* THE PROBLEM *
Leaving out every picture, quote the data below exactly as it appears.
[Start of Attachment]
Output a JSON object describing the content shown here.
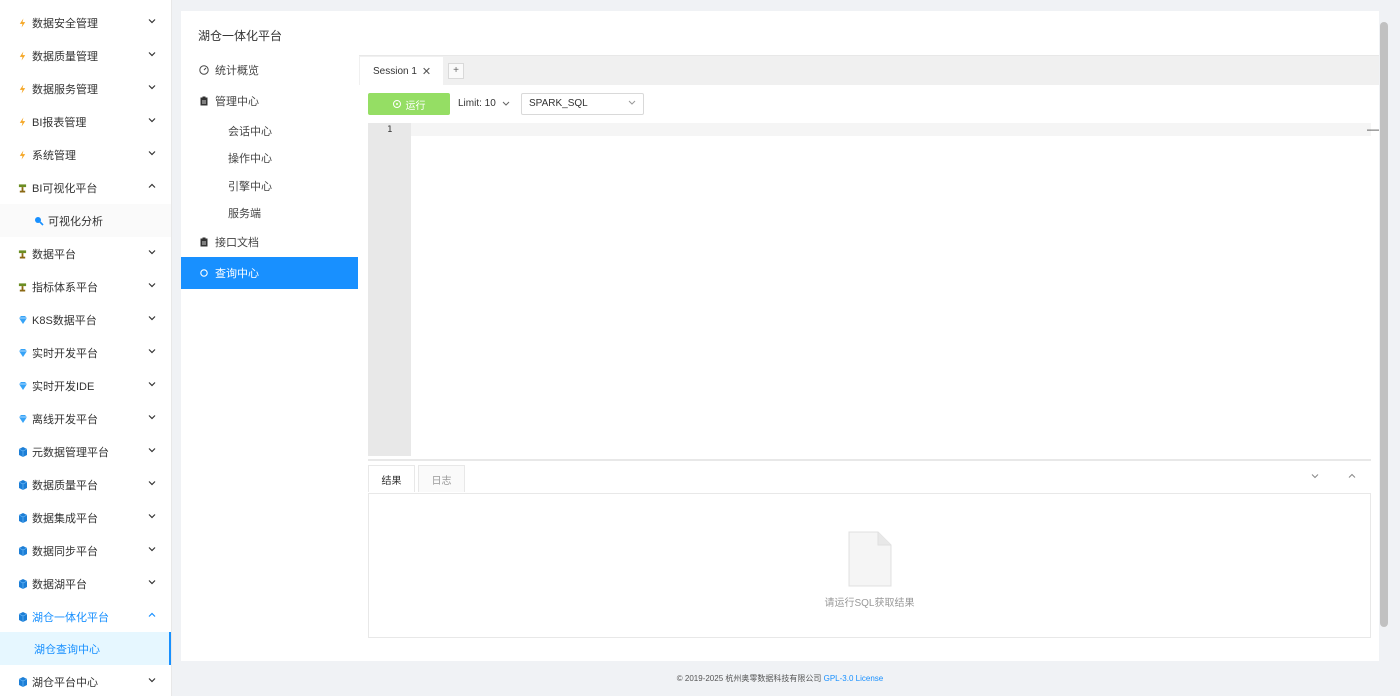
{
  "sidebar": {
    "items": [
      {
        "label": "数据安全管理",
        "icon": "bolt-icon"
      },
      {
        "label": "数据质量管理",
        "icon": "bolt-icon"
      },
      {
        "label": "数据服务管理",
        "icon": "bolt-icon"
      },
      {
        "label": "BI报表管理",
        "icon": "bolt-icon"
      },
      {
        "label": "系统管理",
        "icon": "bolt-icon"
      },
      {
        "label": "BI可视化平台",
        "icon": "tree-icon"
      },
      {
        "label": "可视化分析",
        "icon": "search-icon"
      },
      {
        "label": "数据平台",
        "icon": "tree-icon"
      },
      {
        "label": "指标体系平台",
        "icon": "tree-icon"
      },
      {
        "label": "K8S数据平台",
        "icon": "diamond-icon"
      },
      {
        "label": "实时开发平台",
        "icon": "diamond-icon"
      },
      {
        "label": "实时开发IDE",
        "icon": "diamond-icon"
      },
      {
        "label": "离线开发平台",
        "icon": "diamond-icon"
      },
      {
        "label": "元数据管理平台",
        "icon": "cube-icon"
      },
      {
        "label": "数据质量平台",
        "icon": "cube-icon"
      },
      {
        "label": "数据集成平台",
        "icon": "cube-icon"
      },
      {
        "label": "数据同步平台",
        "icon": "cube-icon"
      },
      {
        "label": "数据湖平台",
        "icon": "cube-icon"
      },
      {
        "label": "湖仓一体化平台",
        "icon": "cube-icon"
      },
      {
        "label": "湖仓查询中心",
        "icon": ""
      },
      {
        "label": "湖仓平台中心",
        "icon": "cube-icon"
      }
    ]
  },
  "panel": {
    "title": "湖仓一体化平台",
    "menu": [
      {
        "label": "统计概览",
        "icon": "dashboard-icon"
      },
      {
        "label": "管理中心",
        "icon": "clipboard-icon"
      },
      {
        "label": "会话中心"
      },
      {
        "label": "操作中心"
      },
      {
        "label": "引擎中心"
      },
      {
        "label": "服务端"
      },
      {
        "label": "接口文档",
        "icon": "clipboard-icon"
      },
      {
        "label": "查询中心",
        "icon": "sun-icon"
      }
    ]
  },
  "workspace": {
    "session_tab": "Session 1",
    "close_glyph": "✕",
    "add_glyph": "+",
    "run_label": "运行",
    "limit_label": "Limit: 10",
    "engine_value": "SPARK_SQL",
    "line_number": "1",
    "minimize_glyph": "—",
    "result_tab": "结果",
    "log_tab": "日志",
    "empty_text": "请运行SQL获取结果"
  },
  "footer": {
    "copyright": "© 2019-2025 杭州奥零数据科技有限公司",
    "license": "GPL-3.0 License"
  },
  "colors": {
    "accent": "#1890ff",
    "run": "#95de64",
    "bolt": "#f5a623",
    "tree": "#8b6914",
    "diamond": "#36a3f7",
    "cube": "#1c7ed6"
  }
}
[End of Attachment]
* TASK RESULT *
Output a JSON object describing the content shown here.
{
  "sidebar": {
    "items": [
      {
        "label": "数据安全管理",
        "icon": "bolt-icon"
      },
      {
        "label": "数据质量管理",
        "icon": "bolt-icon"
      },
      {
        "label": "数据服务管理",
        "icon": "bolt-icon"
      },
      {
        "label": "BI报表管理",
        "icon": "bolt-icon"
      },
      {
        "label": "系统管理",
        "icon": "bolt-icon"
      },
      {
        "label": "BI可视化平台",
        "icon": "tree-icon"
      },
      {
        "label": "可视化分析",
        "icon": "search-icon"
      },
      {
        "label": "数据平台",
        "icon": "tree-icon"
      },
      {
        "label": "指标体系平台",
        "icon": "tree-icon"
      },
      {
        "label": "K8S数据平台",
        "icon": "diamond-icon"
      },
      {
        "label": "实时开发平台",
        "icon": "diamond-icon"
      },
      {
        "label": "实时开发IDE",
        "icon": "diamond-icon"
      },
      {
        "label": "离线开发平台",
        "icon": "diamond-icon"
      },
      {
        "label": "元数据管理平台",
        "icon": "cube-icon"
      },
      {
        "label": "数据质量平台",
        "icon": "cube-icon"
      },
      {
        "label": "数据集成平台",
        "icon": "cube-icon"
      },
      {
        "label": "数据同步平台",
        "icon": "cube-icon"
      },
      {
        "label": "数据湖平台",
        "icon": "cube-icon"
      },
      {
        "label": "湖仓一体化平台",
        "icon": "cube-icon"
      },
      {
        "label": "湖仓查询中心",
        "icon": ""
      },
      {
        "label": "湖仓平台中心",
        "icon": "cube-icon"
      }
    ]
  },
  "panel": {
    "title": "湖仓一体化平台",
    "menu": [
      {
        "label": "统计概览",
        "icon": "dashboard-icon"
      },
      {
        "label": "管理中心",
        "icon": "clipboard-icon"
      },
      {
        "label": "会话中心"
      },
      {
        "label": "操作中心"
      },
      {
        "label": "引擎中心"
      },
      {
        "label": "服务端"
      },
      {
        "label": "接口文档",
        "icon": "clipboard-icon"
      },
      {
        "label": "查询中心",
        "icon": "sun-icon"
      }
    ]
  },
  "workspace": {
    "session_tab": "Session 1",
    "close_glyph": "✕",
    "add_glyph": "+",
    "run_label": "运行",
    "limit_label": "Limit: 10",
    "engine_value": "SPARK_SQL",
    "line_number": "1",
    "minimize_glyph": "—",
    "result_tab": "结果",
    "log_tab": "日志",
    "empty_text": "请运行SQL获取结果"
  },
  "footer": {
    "copyright": "© 2019-2025 杭州奥零数据科技有限公司",
    "license": "GPL-3.0 License"
  },
  "colors": {
    "accent": "#1890ff",
    "run": "#95de64",
    "bolt": "#f5a623",
    "tree": "#8b6914",
    "diamond": "#36a3f7",
    "cube": "#1c7ed6"
  }
}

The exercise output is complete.